According to a report on Phys.org, a Web-based science, research and technology news service, professors Lee Han, Chris Cherry, and Qiang Yang in the university’s Civil and Environmental Engineering Department found that shortening a yellow light, lengthening the period when all lights are red, shortening the traffic cycle length and increasing the speed limit in an intersection all increased the chance of drivers running red lights.
Municipalities with red light cameras often pay for them by splitting the revenue from citations issued through the technology or through a monthly fee. That can pose ethical questions for traffic engineers who are responsible for adjusting the traffic signals.
Red light cameras have been a hot issue for the public and governments since they were first introduced. Some have objected due to privacy concerns, while others have contended they serve merely as a government fundraiser.

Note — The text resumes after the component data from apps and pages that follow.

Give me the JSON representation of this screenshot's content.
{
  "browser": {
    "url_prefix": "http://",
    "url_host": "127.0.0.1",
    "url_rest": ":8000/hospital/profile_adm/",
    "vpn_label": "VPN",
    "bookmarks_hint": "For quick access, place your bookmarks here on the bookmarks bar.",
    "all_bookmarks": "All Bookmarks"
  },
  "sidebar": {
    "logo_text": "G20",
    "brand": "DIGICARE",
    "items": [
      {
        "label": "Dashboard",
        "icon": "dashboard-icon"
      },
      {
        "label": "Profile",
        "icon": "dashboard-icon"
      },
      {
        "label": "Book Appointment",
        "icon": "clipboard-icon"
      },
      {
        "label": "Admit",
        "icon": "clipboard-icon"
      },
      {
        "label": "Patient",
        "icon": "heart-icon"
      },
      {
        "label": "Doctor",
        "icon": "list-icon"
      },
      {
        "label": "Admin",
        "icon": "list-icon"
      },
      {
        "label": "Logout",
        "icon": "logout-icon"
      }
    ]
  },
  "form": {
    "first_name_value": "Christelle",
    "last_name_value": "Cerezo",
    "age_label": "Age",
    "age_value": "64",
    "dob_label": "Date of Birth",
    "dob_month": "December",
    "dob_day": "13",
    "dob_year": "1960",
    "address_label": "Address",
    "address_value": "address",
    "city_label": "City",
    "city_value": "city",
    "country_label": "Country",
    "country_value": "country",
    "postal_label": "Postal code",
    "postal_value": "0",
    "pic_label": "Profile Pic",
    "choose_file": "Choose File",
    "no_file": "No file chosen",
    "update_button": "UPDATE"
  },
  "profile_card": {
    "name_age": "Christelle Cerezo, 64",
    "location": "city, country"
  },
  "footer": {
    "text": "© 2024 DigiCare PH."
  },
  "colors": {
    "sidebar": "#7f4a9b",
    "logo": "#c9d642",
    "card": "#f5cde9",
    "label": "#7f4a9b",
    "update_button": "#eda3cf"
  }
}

Each city adjusts traffic signal timing based on a number of factors, but according to Saeed Nowkhasteh, signal operations supervisor for the Seattle Department of Transportation, shortening the yellow is not an option in many cases because cities must adhere to standards put in place by the Institute of Traffic Engineers (ITE).
Some cities look for ways to adjust the traffic lights to increase revenue from red light tickets. But there are limited parameters within which traffic engineers can work. One of the changes they can make is to increase the all-red time. Nowkhasteh said that in Seattle, the all-red time depends on the geometry and size of an intersection. The city is permitted to make the all-red time zero, but they often make that time one second.
When it comes to increasing all-red time, however, Nowkhasteh added that there are two schools of thought. Some believe it makes intersections safer by creating a longer buffer between cross-traffic, but in intersections that don’t have red light cameras, it can increase drivers running red lights once they realize that the long all-red allows them extra time to get across the intersection.
Another finding made by University of Tennessee researchers was that manipulating traffic lights to increase volume to an intersection led to more traffic congestion, but did not affect the chances of drivers running red lights or crashing.
"One of the major challenges with implementing red light camera policy is the conflict of matching incentives of tangible revenue for industry and the municipality contrasted with external cost savings such as safety and congestion, the value of which is not easily captured," Cherry said to Phys.org. "We hope the public sector and the public use our research to reflect on the motivations for changing signal operations."